Everything in the records below must be repeated exactly, except the pictures.

------ Data

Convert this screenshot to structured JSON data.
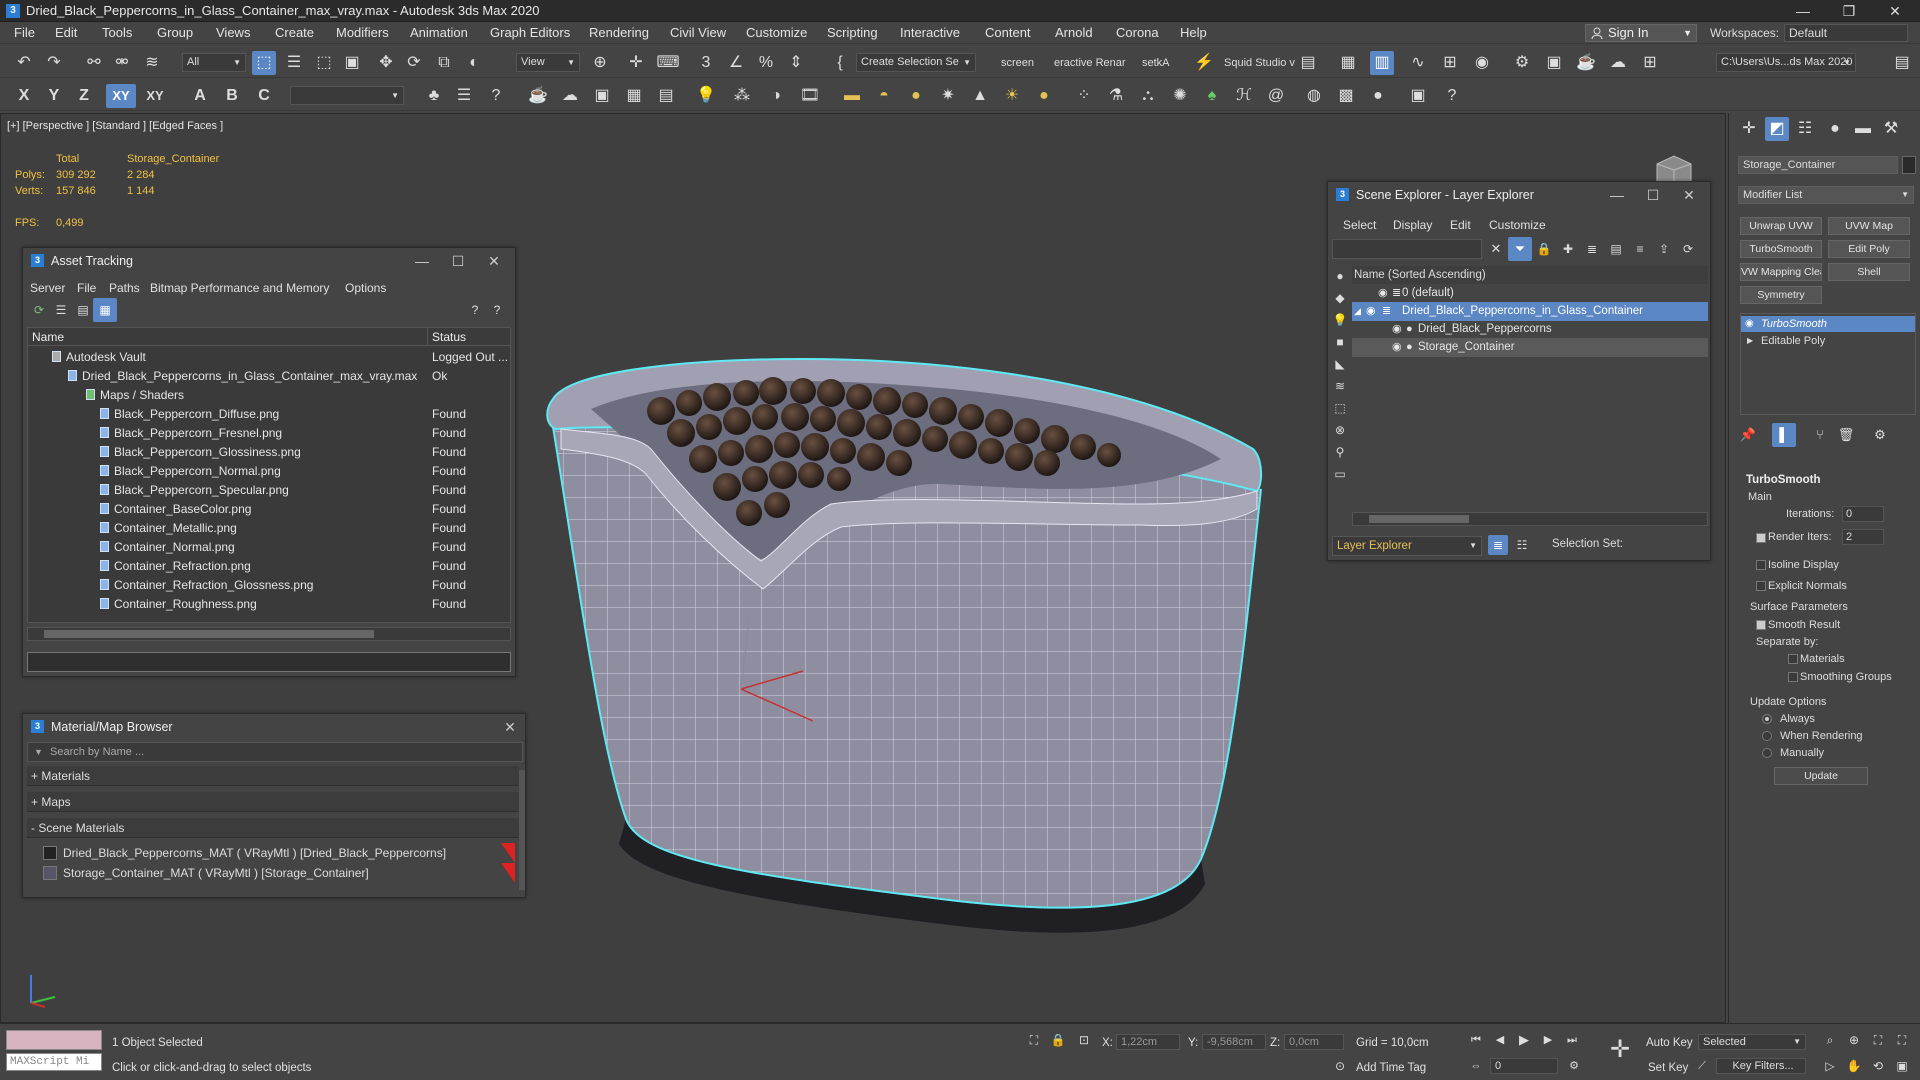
{
  "window": {
    "title": "Dried_Black_Peppercorns_in_Glass_Container_max_vray.max - Autodesk 3ds Max 2020",
    "min": "—",
    "max": "❐",
    "close": "✕"
  },
  "menu": [
    "File",
    "Edit",
    "Tools",
    "Group",
    "Views",
    "Create",
    "Modifiers",
    "Animation",
    "Graph Editors",
    "Rendering",
    "Civil View",
    "Customize",
    "Scripting",
    "Interactive",
    "Content",
    "Arnold",
    "Corona",
    "Help"
  ],
  "account": {
    "signin": "Sign In",
    "workspaces_label": "Workspaces:",
    "workspace": "Default"
  },
  "toolbar1": {
    "filter": "All",
    "view": "View",
    "create_selection_set": "Create Selection Se",
    "tab_screen": "screen",
    "tab_interactive_render": "eractive Renar",
    "tab_setka": "setkA",
    "squid_studio": "Squid Studio v",
    "project_path": "C:\\Users\\Us...ds Max 2020"
  },
  "toolbar2": {
    "axis_x": "X",
    "axis_y": "Y",
    "axis_z": "Z",
    "axis_xy": "XY",
    "axis_xy2": "XY"
  },
  "viewport": {
    "label": "[+] [Perspective ] [Standard ] [Edged Faces ]",
    "stats": {
      "total_label": "Total",
      "object_label": "Storage_Container",
      "polys_label": "Polys:",
      "polys_total": "309 292",
      "polys_obj": "2 284",
      "verts_label": "Verts:",
      "verts_total": "157 846",
      "verts_obj": "1 144",
      "fps_label": "FPS:",
      "fps": "0,499"
    }
  },
  "asset_tracking": {
    "title": "Asset Tracking",
    "menu": [
      "Server",
      "File",
      "Paths",
      "Bitmap Performance and Memory",
      "Options"
    ],
    "col_name": "Name",
    "col_status": "Status",
    "rows": [
      {
        "name": "Autodesk Vault",
        "status": "Logged Out ..."
      },
      {
        "name": "Dried_Black_Peppercorns_in_Glass_Container_max_vray.max",
        "status": "Ok"
      },
      {
        "name": "Maps / Shaders",
        "status": ""
      },
      {
        "name": "Black_Peppercorn_Diffuse.png",
        "status": "Found"
      },
      {
        "name": "Black_Peppercorn_Fresnel.png",
        "status": "Found"
      },
      {
        "name": "Black_Peppercorn_Glossiness.png",
        "status": "Found"
      },
      {
        "name": "Black_Peppercorn_Normal.png",
        "status": "Found"
      },
      {
        "name": "Black_Peppercorn_Specular.png",
        "status": "Found"
      },
      {
        "name": "Container_BaseColor.png",
        "status": "Found"
      },
      {
        "name": "Container_Metallic.png",
        "status": "Found"
      },
      {
        "name": "Container_Normal.png",
        "status": "Found"
      },
      {
        "name": "Container_Refraction.png",
        "status": "Found"
      },
      {
        "name": "Container_Refraction_Glossness.png",
        "status": "Found"
      },
      {
        "name": "Container_Roughness.png",
        "status": "Found"
      }
    ]
  },
  "material_browser": {
    "title": "Material/Map Browser",
    "search_placeholder": "Search by Name ...",
    "groups": [
      "+ Materials",
      "+ Maps",
      "- Scene Materials"
    ],
    "items": [
      "Dried_Black_Peppercorns_MAT  ( VRayMtl )  [Dried_Black_Peppercorns]",
      "Storage_Container_MAT  ( VRayMtl )  [Storage_Container]"
    ]
  },
  "scene_explorer": {
    "title": "Scene Explorer - Layer Explorer",
    "menu": [
      "Select",
      "Display",
      "Edit",
      "Customize"
    ],
    "header": "Name (Sorted Ascending)",
    "rows": [
      "0 (default)",
      "Dried_Black_Peppercorns_in_Glass_Container",
      "Dried_Black_Peppercorns",
      "Storage_Container"
    ],
    "footer_dropdown": "Layer Explorer",
    "selection_set": "Selection Set:"
  },
  "command_panel": {
    "object_name": "Storage_Container",
    "modifier_list": "Modifier List",
    "buttons": [
      "Unwrap UVW",
      "UVW Map",
      "TurboSmooth",
      "Edit Poly",
      "VW Mapping Clea",
      "Shell",
      "Symmetry"
    ],
    "stack": [
      "TurboSmooth",
      "Editable Poly"
    ],
    "turbosmooth": {
      "title": "TurboSmooth",
      "main": "Main",
      "iterations_label": "Iterations:",
      "iterations": "0",
      "render_iters_label": "Render Iters:",
      "render_iters": "2",
      "isoline": "Isoline Display",
      "explicit_normals": "Explicit Normals",
      "surface_params": "Surface Parameters",
      "smooth_result": "Smooth Result",
      "separate_by": "Separate by:",
      "materials": "Materials",
      "smoothing_groups": "Smoothing Groups",
      "update_options": "Update Options",
      "always": "Always",
      "when_rendering": "When Rendering",
      "manually": "Manually",
      "update": "Update"
    }
  },
  "status": {
    "selected": "1 Object Selected",
    "hint": "Click or click-and-drag to select objects",
    "maxscript": "MAXScript Mi",
    "x_label": "X:",
    "x": "1,22cm",
    "y_label": "Y:",
    "y": "-9,568cm",
    "z_label": "Z:",
    "z": "0,0cm",
    "grid": "Grid = 10,0cm",
    "add_time_tag": "Add Time Tag",
    "frame": "0",
    "auto_key": "Auto Key",
    "selected_dropdown": "Selected",
    "set_key": "Set Key",
    "key_filters": "Key Filters..."
  }
}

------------

**Response to this task:**
Convert this screenshot to structured JSON data.
{
  "window": {
    "title": "Dried_Black_Peppercorns_in_Glass_Container_max_vray.max - Autodesk 3ds Max 2020",
    "min": "—",
    "max": "❐",
    "close": "✕"
  },
  "menu": [
    "File",
    "Edit",
    "Tools",
    "Group",
    "Views",
    "Create",
    "Modifiers",
    "Animation",
    "Graph Editors",
    "Rendering",
    "Civil View",
    "Customize",
    "Scripting",
    "Interactive",
    "Content",
    "Arnold",
    "Corona",
    "Help"
  ],
  "account": {
    "signin": "Sign In",
    "workspaces_label": "Workspaces:",
    "workspace": "Default"
  },
  "toolbar1": {
    "filter": "All",
    "view": "View",
    "create_selection_set": "Create Selection Se",
    "tab_screen": "screen",
    "tab_interactive_render": "eractive Renar",
    "tab_setka": "setkA",
    "squid_studio": "Squid Studio v",
    "project_path": "C:\\Users\\Us...ds Max 2020"
  },
  "toolbar2": {
    "axis_x": "X",
    "axis_y": "Y",
    "axis_z": "Z",
    "axis_xy": "XY",
    "axis_xy2": "XY"
  },
  "viewport": {
    "label": "[+] [Perspective ] [Standard ] [Edged Faces ]",
    "stats": {
      "total_label": "Total",
      "object_label": "Storage_Container",
      "polys_label": "Polys:",
      "polys_total": "309 292",
      "polys_obj": "2 284",
      "verts_label": "Verts:",
      "verts_total": "157 846",
      "verts_obj": "1 144",
      "fps_label": "FPS:",
      "fps": "0,499"
    }
  },
  "asset_tracking": {
    "title": "Asset Tracking",
    "menu": [
      "Server",
      "File",
      "Paths",
      "Bitmap Performance and Memory",
      "Options"
    ],
    "col_name": "Name",
    "col_status": "Status",
    "rows": [
      {
        "name": "Autodesk Vault",
        "status": "Logged Out ..."
      },
      {
        "name": "Dried_Black_Peppercorns_in_Glass_Container_max_vray.max",
        "status": "Ok"
      },
      {
        "name": "Maps / Shaders",
        "status": ""
      },
      {
        "name": "Black_Peppercorn_Diffuse.png",
        "status": "Found"
      },
      {
        "name": "Black_Peppercorn_Fresnel.png",
        "status": "Found"
      },
      {
        "name": "Black_Peppercorn_Glossiness.png",
        "status": "Found"
      },
      {
        "name": "Black_Peppercorn_Normal.png",
        "status": "Found"
      },
      {
        "name": "Black_Peppercorn_Specular.png",
        "status": "Found"
      },
      {
        "name": "Container_BaseColor.png",
        "status": "Found"
      },
      {
        "name": "Container_Metallic.png",
        "status": "Found"
      },
      {
        "name": "Container_Normal.png",
        "status": "Found"
      },
      {
        "name": "Container_Refraction.png",
        "status": "Found"
      },
      {
        "name": "Container_Refraction_Glossness.png",
        "status": "Found"
      },
      {
        "name": "Container_Roughness.png",
        "status": "Found"
      }
    ]
  },
  "material_browser": {
    "title": "Material/Map Browser",
    "search_placeholder": "Search by Name ...",
    "groups": [
      "+ Materials",
      "+ Maps",
      "- Scene Materials"
    ],
    "items": [
      "Dried_Black_Peppercorns_MAT  ( VRayMtl )  [Dried_Black_Peppercorns]",
      "Storage_Container_MAT  ( VRayMtl )  [Storage_Container]"
    ]
  },
  "scene_explorer": {
    "title": "Scene Explorer - Layer Explorer",
    "menu": [
      "Select",
      "Display",
      "Edit",
      "Customize"
    ],
    "header": "Name (Sorted Ascending)",
    "rows": [
      "0 (default)",
      "Dried_Black_Peppercorns_in_Glass_Container",
      "Dried_Black_Peppercorns",
      "Storage_Container"
    ],
    "footer_dropdown": "Layer Explorer",
    "selection_set": "Selection Set:"
  },
  "command_panel": {
    "object_name": "Storage_Container",
    "modifier_list": "Modifier List",
    "buttons": [
      "Unwrap UVW",
      "UVW Map",
      "TurboSmooth",
      "Edit Poly",
      "VW Mapping Clea",
      "Shell",
      "Symmetry"
    ],
    "stack": [
      "TurboSmooth",
      "Editable Poly"
    ],
    "turbosmooth": {
      "title": "TurboSmooth",
      "main": "Main",
      "iterations_label": "Iterations:",
      "iterations": "0",
      "render_iters_label": "Render Iters:",
      "render_iters": "2",
      "isoline": "Isoline Display",
      "explicit_normals": "Explicit Normals",
      "surface_params": "Surface Parameters",
      "smooth_result": "Smooth Result",
      "separate_by": "Separate by:",
      "materials": "Materials",
      "smoothing_groups": "Smoothing Groups",
      "update_options": "Update Options",
      "always": "Always",
      "when_rendering": "When Rendering",
      "manually": "Manually",
      "update": "Update"
    }
  },
  "status": {
    "selected": "1 Object Selected",
    "hint": "Click or click-and-drag to select objects",
    "maxscript": "MAXScript Mi",
    "x_label": "X:",
    "x": "1,22cm",
    "y_label": "Y:",
    "y": "-9,568cm",
    "z_label": "Z:",
    "z": "0,0cm",
    "grid": "Grid = 10,0cm",
    "add_time_tag": "Add Time Tag",
    "frame": "0",
    "auto_key": "Auto Key",
    "selected_dropdown": "Selected",
    "set_key": "Set Key",
    "key_filters": "Key Filters..."
  }
}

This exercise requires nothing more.